» **Directions**: Please copy all of the data that follows exactly, leaving any pictures out.

BEGIN Records to use

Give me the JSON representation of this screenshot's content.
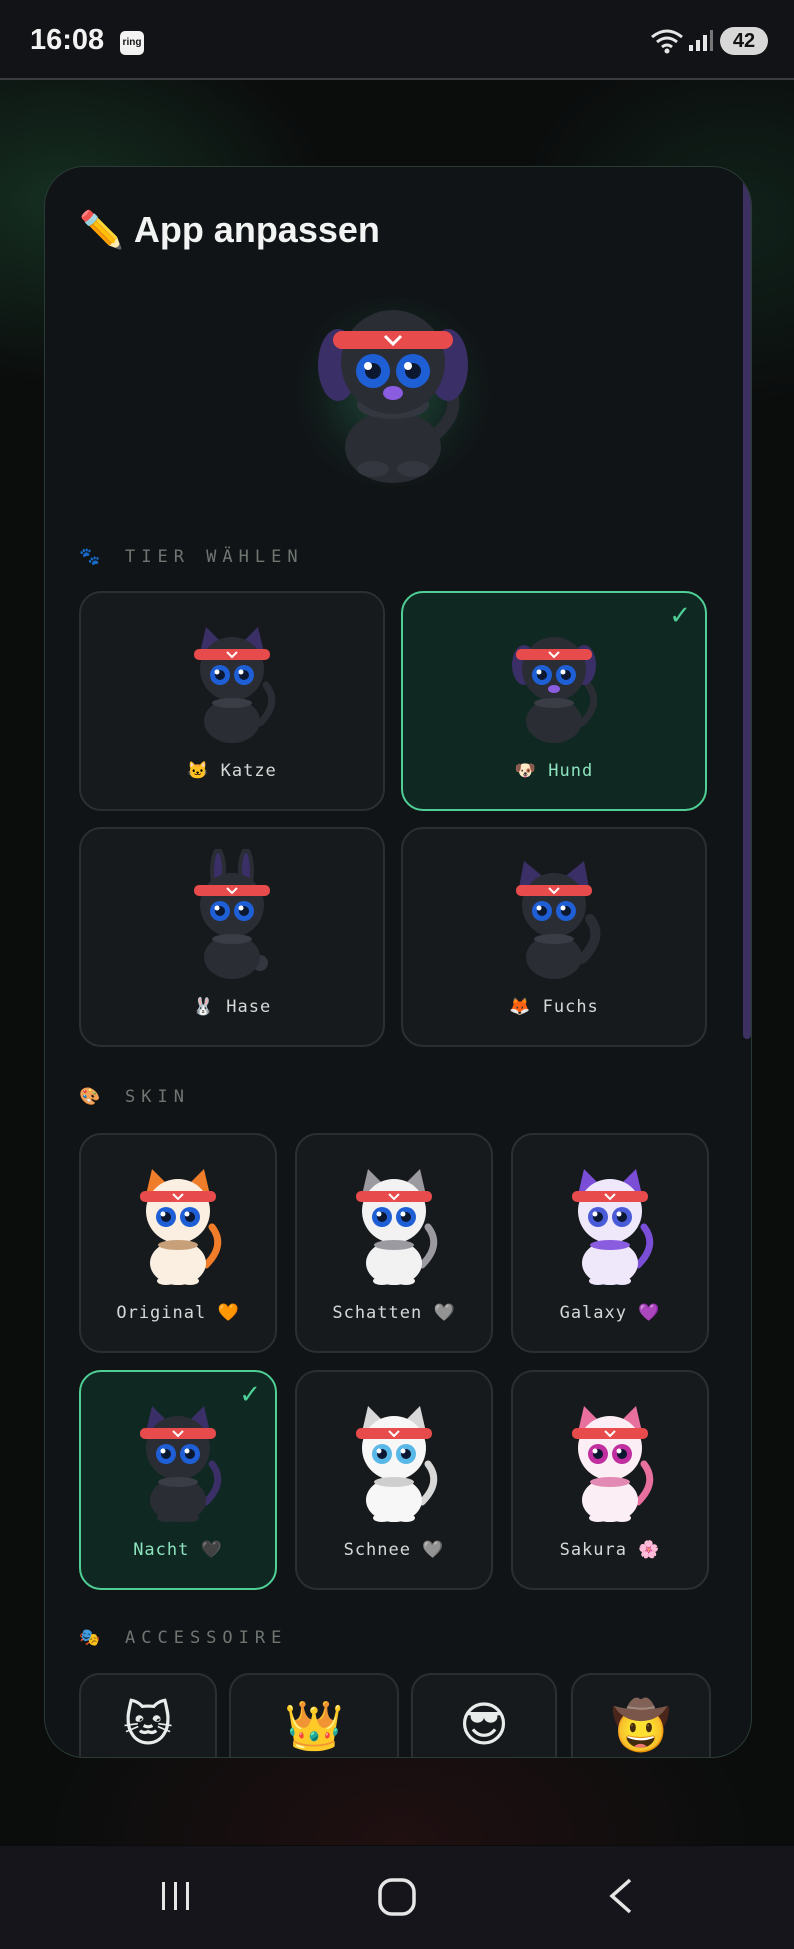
{
  "status_bar": {
    "time": "16:08",
    "app_badge": "ring",
    "battery": "42"
  },
  "panel": {
    "title": "App anpassen",
    "title_icon": "pencil-emoji",
    "title_emoji": "✏️"
  },
  "sections": {
    "animal": {
      "label": "TIER WÄHLEN",
      "icon": "🐾"
    },
    "skin": {
      "label": "SKIN",
      "icon": "🎨"
    },
    "accessory": {
      "label": "ACCESSOIRE",
      "icon": "🎭"
    }
  },
  "animals": [
    {
      "emoji": "🐱",
      "name": "Katze",
      "selected": false
    },
    {
      "emoji": "🐶",
      "name": "Hund",
      "selected": true
    },
    {
      "emoji": "🐰",
      "name": "Hase",
      "selected": false
    },
    {
      "emoji": "🦊",
      "name": "Fuchs",
      "selected": false
    }
  ],
  "skins": [
    {
      "name": "Original",
      "emoji": "🧡",
      "selected": false,
      "body": "#fbefe2",
      "ear": "#ef7d2a",
      "eye": "#1f5fd6",
      "collar": "#c7a07a"
    },
    {
      "name": "Schatten",
      "emoji": "🩶",
      "selected": false,
      "body": "#f2f2f2",
      "ear": "#9a9aa0",
      "eye": "#1f5fd6",
      "collar": "#9a9aa0"
    },
    {
      "name": "Galaxy",
      "emoji": "💜",
      "selected": false,
      "body": "#efe8fb",
      "ear": "#7b4ed8",
      "eye": "#4a5bd8",
      "collar": "#8a5ce0"
    },
    {
      "name": "Nacht",
      "emoji": "🖤",
      "selected": true,
      "body": "#2a2d34",
      "ear": "#3a2f66",
      "eye": "#1f5fd6",
      "collar": "#3a3d45"
    },
    {
      "name": "Schnee",
      "emoji": "🩶",
      "selected": false,
      "body": "#f7f7f7",
      "ear": "#d8d8d8",
      "eye": "#5ab8e8",
      "collar": "#cfcfcf"
    },
    {
      "name": "Sakura",
      "emoji": "🌸",
      "selected": false,
      "body": "#fbeef4",
      "ear": "#e8709e",
      "eye": "#c02ea0",
      "collar": "#e38ab4"
    }
  ],
  "accessories": [
    {
      "emoji": "🐱",
      "icon": "cat-face-icon"
    },
    {
      "emoji": "👑",
      "icon": "crown-icon"
    },
    {
      "emoji": "😎",
      "icon": "sunglasses-icon"
    },
    {
      "emoji": "🤠",
      "icon": "cowboy-hat-icon"
    }
  ],
  "colors": {
    "accent": "#4fcf95",
    "panel_bg": "#111416",
    "card_bg": "#171a1d",
    "headband": "#e84b4b",
    "pet_dark": "#2a2d34"
  }
}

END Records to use

» **Written answer**:
Give me the JSON representation of this screenshot's content.
{
  "status_bar": {
    "time": "16:08",
    "app_badge": "ring",
    "battery": "42"
  },
  "panel": {
    "title": "App anpassen",
    "title_icon": "pencil-emoji",
    "title_emoji": "✏️"
  },
  "sections": {
    "animal": {
      "label": "TIER WÄHLEN",
      "icon": "🐾"
    },
    "skin": {
      "label": "SKIN",
      "icon": "🎨"
    },
    "accessory": {
      "label": "ACCESSOIRE",
      "icon": "🎭"
    }
  },
  "animals": [
    {
      "emoji": "🐱",
      "name": "Katze",
      "selected": false
    },
    {
      "emoji": "🐶",
      "name": "Hund",
      "selected": true
    },
    {
      "emoji": "🐰",
      "name": "Hase",
      "selected": false
    },
    {
      "emoji": "🦊",
      "name": "Fuchs",
      "selected": false
    }
  ],
  "skins": [
    {
      "name": "Original",
      "emoji": "🧡",
      "selected": false,
      "body": "#fbefe2",
      "ear": "#ef7d2a",
      "eye": "#1f5fd6",
      "collar": "#c7a07a"
    },
    {
      "name": "Schatten",
      "emoji": "🩶",
      "selected": false,
      "body": "#f2f2f2",
      "ear": "#9a9aa0",
      "eye": "#1f5fd6",
      "collar": "#9a9aa0"
    },
    {
      "name": "Galaxy",
      "emoji": "💜",
      "selected": false,
      "body": "#efe8fb",
      "ear": "#7b4ed8",
      "eye": "#4a5bd8",
      "collar": "#8a5ce0"
    },
    {
      "name": "Nacht",
      "emoji": "🖤",
      "selected": true,
      "body": "#2a2d34",
      "ear": "#3a2f66",
      "eye": "#1f5fd6",
      "collar": "#3a3d45"
    },
    {
      "name": "Schnee",
      "emoji": "🩶",
      "selected": false,
      "body": "#f7f7f7",
      "ear": "#d8d8d8",
      "eye": "#5ab8e8",
      "collar": "#cfcfcf"
    },
    {
      "name": "Sakura",
      "emoji": "🌸",
      "selected": false,
      "body": "#fbeef4",
      "ear": "#e8709e",
      "eye": "#c02ea0",
      "collar": "#e38ab4"
    }
  ],
  "accessories": [
    {
      "emoji": "🐱",
      "icon": "cat-face-icon"
    },
    {
      "emoji": "👑",
      "icon": "crown-icon"
    },
    {
      "emoji": "😎",
      "icon": "sunglasses-icon"
    },
    {
      "emoji": "🤠",
      "icon": "cowboy-hat-icon"
    }
  ],
  "colors": {
    "accent": "#4fcf95",
    "panel_bg": "#111416",
    "card_bg": "#171a1d",
    "headband": "#e84b4b",
    "pet_dark": "#2a2d34"
  }
}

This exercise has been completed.